In the 18th century, Great Britain exerted its control over the American colonies by taxing and adding tariffs to certain goods and services entering North America. The often-surprising items specifically targeted by the Sugar, Stamp, Townshend and other Acts—calendars, molasses, hats—shed light on the priories and motives of the British Parliament. Here are 11 seemingly strange things that fell under repressive colonial taxation rules.
One of the earliest duties levied against the American colonists came in the form of the Hat Act of 1732. In an effort to tamp down competition between American and English milliners, Great Britain outlawed the manufacture and export of hats in the colonies as well as prohibited inter-colonial sale of finished hats. To add insult to injury, the Crown placed heavy taxes on the British hats that were being imported to the colonies.
2. Finished Iron Goods
In the same vein as the Hat Act, Great Britain passed the Iron Act in 1750 to encourage the exportation of raw materials from the colonies to England and quell the colonies’ own creation of finished products. Under the Iron Act, Great Britain was able to import raw pig iron and bar iron from the colonies duty-free. At the same time, the act prohibited colonists from using the iron they mined to create goods of their own, meaning colonists were forced to purchase heavily taxed finished iron goods from Britain.
3. 63 Types of Paper
The Townshend Acts of 1767 didn’t institute a blanket tax on all types of paper and paper goods shipped to the colonies. Instead, they imposed discreet duties on 63 different types of paper. A ream of paper called Atlas Fine came with a duty of 12 shillings, for example, while a ream of Blue Royal had a duty of one shilling and six pence.
4. Legal Papers
Under the Stamp Act of 1765, nearly every kind of legal document you can think of—from a will to a summons to a license—had a distinct stamp duty.
Molasses may seem like an odd product to be taxed by the British—and to be deemed so important a good as to have its own act named after it (the Molasses Act of 1733), but the colonies’ production of molasses played a key role in the triangular trade between Europe, North America, and the West Indies, as molasses is a key ingredient in the production of rum.

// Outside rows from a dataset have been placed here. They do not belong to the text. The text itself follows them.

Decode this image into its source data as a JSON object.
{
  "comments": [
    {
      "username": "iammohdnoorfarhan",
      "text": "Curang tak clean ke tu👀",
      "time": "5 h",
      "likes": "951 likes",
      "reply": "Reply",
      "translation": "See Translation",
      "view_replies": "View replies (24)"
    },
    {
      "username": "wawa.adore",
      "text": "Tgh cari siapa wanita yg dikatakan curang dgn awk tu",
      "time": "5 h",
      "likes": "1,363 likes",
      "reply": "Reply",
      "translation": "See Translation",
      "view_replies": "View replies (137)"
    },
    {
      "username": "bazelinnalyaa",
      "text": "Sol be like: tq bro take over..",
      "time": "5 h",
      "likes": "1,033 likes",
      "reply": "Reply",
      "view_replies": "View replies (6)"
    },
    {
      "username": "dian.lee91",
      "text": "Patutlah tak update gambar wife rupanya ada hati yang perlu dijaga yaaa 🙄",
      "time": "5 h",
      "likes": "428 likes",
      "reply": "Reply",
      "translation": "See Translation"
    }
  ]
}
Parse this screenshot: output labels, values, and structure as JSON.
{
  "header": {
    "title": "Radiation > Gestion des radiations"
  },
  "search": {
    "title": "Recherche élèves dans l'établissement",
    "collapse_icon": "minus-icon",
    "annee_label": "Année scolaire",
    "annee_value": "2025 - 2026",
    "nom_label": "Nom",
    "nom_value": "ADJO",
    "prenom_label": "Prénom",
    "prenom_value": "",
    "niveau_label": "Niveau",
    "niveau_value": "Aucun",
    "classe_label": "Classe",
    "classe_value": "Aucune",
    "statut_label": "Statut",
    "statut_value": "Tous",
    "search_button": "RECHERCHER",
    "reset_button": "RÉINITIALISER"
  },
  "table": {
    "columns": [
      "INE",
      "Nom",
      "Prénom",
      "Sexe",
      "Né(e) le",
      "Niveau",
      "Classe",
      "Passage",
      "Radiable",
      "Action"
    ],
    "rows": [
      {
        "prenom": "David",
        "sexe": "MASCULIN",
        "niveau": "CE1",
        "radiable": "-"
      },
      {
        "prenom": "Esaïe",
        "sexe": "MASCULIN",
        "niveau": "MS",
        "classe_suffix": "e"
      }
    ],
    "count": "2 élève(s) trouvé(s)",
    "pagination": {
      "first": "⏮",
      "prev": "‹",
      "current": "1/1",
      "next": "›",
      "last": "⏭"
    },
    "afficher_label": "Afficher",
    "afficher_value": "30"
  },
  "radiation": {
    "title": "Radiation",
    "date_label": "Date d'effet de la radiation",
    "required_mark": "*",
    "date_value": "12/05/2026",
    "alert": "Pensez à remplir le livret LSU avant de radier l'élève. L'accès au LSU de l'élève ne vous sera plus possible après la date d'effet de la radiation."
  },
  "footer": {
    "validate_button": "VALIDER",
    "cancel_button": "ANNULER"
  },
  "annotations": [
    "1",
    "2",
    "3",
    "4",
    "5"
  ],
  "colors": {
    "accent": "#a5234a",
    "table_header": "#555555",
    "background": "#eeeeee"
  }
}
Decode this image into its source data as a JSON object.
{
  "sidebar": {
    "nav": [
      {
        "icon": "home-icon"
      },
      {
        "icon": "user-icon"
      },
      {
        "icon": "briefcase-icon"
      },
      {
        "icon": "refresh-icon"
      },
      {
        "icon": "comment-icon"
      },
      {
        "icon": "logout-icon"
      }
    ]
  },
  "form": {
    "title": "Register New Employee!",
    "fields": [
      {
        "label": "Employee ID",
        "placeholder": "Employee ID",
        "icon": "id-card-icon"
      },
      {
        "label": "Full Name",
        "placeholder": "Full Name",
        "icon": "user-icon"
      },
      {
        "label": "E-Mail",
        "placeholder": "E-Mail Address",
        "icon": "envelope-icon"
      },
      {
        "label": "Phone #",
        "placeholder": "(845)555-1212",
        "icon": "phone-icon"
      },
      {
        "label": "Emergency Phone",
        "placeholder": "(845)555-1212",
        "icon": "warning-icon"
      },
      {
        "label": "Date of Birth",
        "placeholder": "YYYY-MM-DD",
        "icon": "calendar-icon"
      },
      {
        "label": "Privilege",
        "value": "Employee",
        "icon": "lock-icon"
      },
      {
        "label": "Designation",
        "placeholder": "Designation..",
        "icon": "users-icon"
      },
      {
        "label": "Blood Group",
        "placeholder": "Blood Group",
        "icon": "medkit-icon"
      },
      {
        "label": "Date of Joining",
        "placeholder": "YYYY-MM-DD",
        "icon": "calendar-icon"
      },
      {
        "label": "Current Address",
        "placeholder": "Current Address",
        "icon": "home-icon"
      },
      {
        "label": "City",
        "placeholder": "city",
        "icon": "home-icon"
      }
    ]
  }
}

The surprising thing about the tariffs on glass imposed by the Townshend Act was that they varied by color. The more frequently used white glass was taxed at a higher rate of 4 shillings and 8 pence for a hundredweight, while green glass had a tariff of 1 shilling and 2 pence per hundredweight.
Under the Townshend Act, a tariff of two shillings per hundredweight was imposed on paint (called “painters colors”).
8. The Use of a Pen Name
While not technically a tax, the Stamp Act placed a staggering penalty on using a pen name in pamphlets or newspapers. A person found using a pseudonym would be charged a whopping 20 pounds—equivalent to thousands of dollars today.
9. Playing Cards and Dice
In addition to legal papers, the Stamp Act placed a hefty tariff on playing cards and dice. And, much like the penalty for using a pen name, the price of failing to pay said tariffs (by selling illegal dice or manufacturing counterfeit cards) was steep: 20 pounds per offense.
10. Calendars and Almanacs
Calendars and almanacs were not only taxed under the Stamp Act, but were taxed by their length. Calendars and almanacs for one year or less than a year printed on one side of one sheet of paper were given a duty of two pence. Calendars and almanacs of one year longer than one page had a duty of four pence. And calendars or almanacs meant to serve for several years paid four pence for each year covered.
Pimento is called out specifically by the Sugar Act, with the Crown placing a tariff of one halfpenny on every pound of what modern cooks know as allspice.